The recent massive data breach at Target has many questioning why U.S. credit cards haven't switched to the more secure chip and PIN technology found elsewhere in the world.
Many of us wiped our brows with relief when we realized we weren’t among the approximately 40 million American consumers whose credit and debit card data was recently compromised in a Target data breach.
But U.S.credit cards rely on antiquated technology that makes future occurrences a near certainty, NPR says.
That’s because the technology we use to swipe for our purchases — magnetic stripes on the backs of cards — isn’t hard for a skilled fraudster to hack.
It’s totally unprotected and it’s static, so it’s the same data that’s read every single time. It’s just about the worst security that you can put into a payment system, says Avivah Litan, a security analyst for Gartner, a firm retailers hire to assess their cybersecurity gaps.

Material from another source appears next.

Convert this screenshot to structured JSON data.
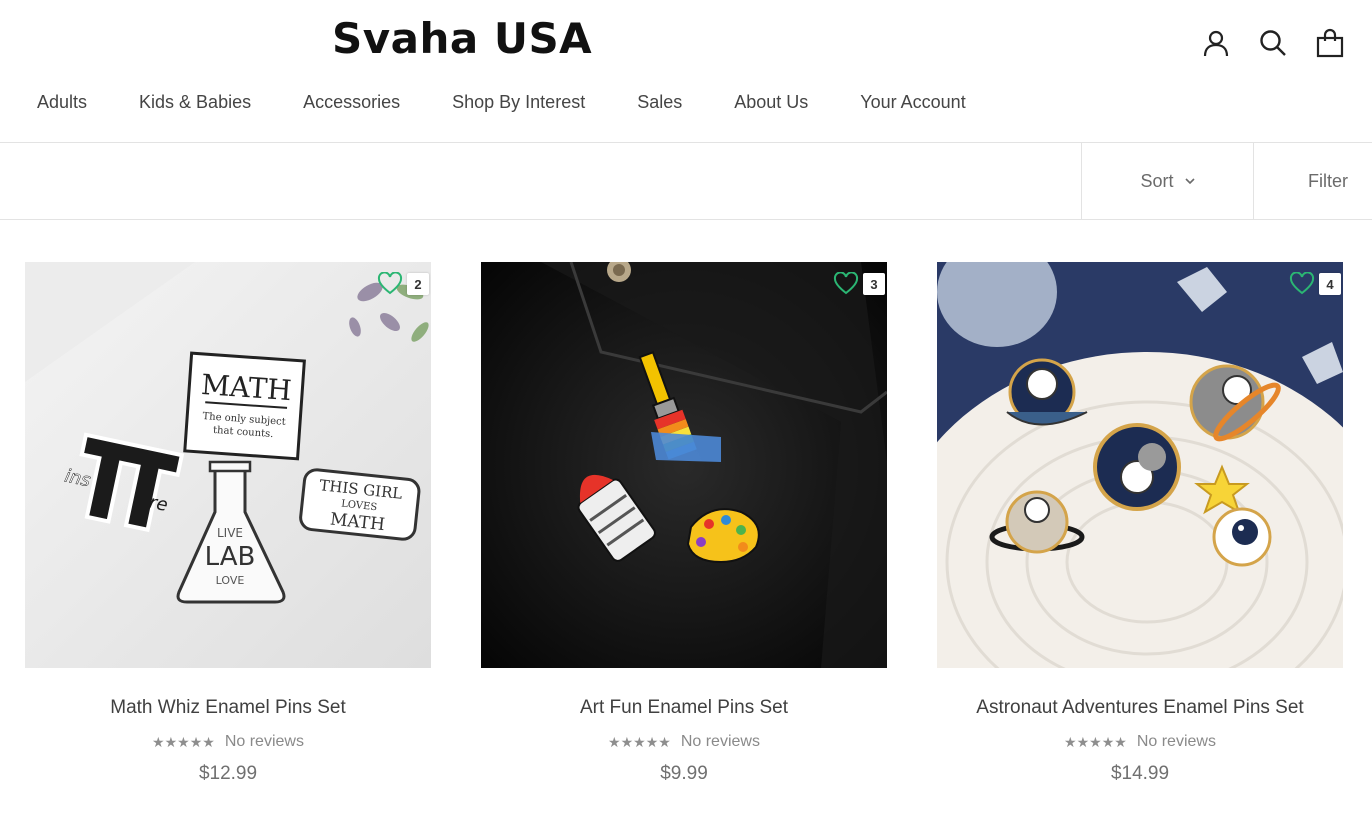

Many question why U.S. card companies still use outdated technology and haven’t switched to the more secure chip and PIN system that’s common in the rest of the world. For one reason, upgrading would cost a lot.
But at least one security expert, Ross Anderson, a 30-year veteran of payment technology and a professor of security engineering at the University of Cambridge, says that is the wrong question to ask, reports NPR. Anderson said, “Simply blocking off one of the avenues of attacks by fraudsters isn’t enough to make fraud vanish.” They’re going to find some other way to game the system.
And, he notes, U.S. consumers do have great protection: If a fraudulent charge is made, the consumer is technically on the hook for no more than $50, although in practice it’s actually zero.
Still, these recent data breaches at Target and Neiman Marcus and other unidentified stores should make us more alert to the possibilities of fraud and identity theft.
Reuters reports that it obtained a confidential, three-page report by the FBI to retailers that details “the risks posed by ‘memory-parsing’ malware that infects point-of-sale (POS) systems, which include cash registers and credit-card swiping machines found in store checkout aisles.” The FBI report says:
We believe POS malware crime will continue to grow over the near term, despite law enforcement and security firms’ actions to mitigate it. The accessibility of the malware on underground forums, the affordability of the software and the huge potential profits to be made from retail POS systems in the United States make this type of financially motivated cyber crime attractive to a wide range of actors.
So have fun shopping, but consider paying cash.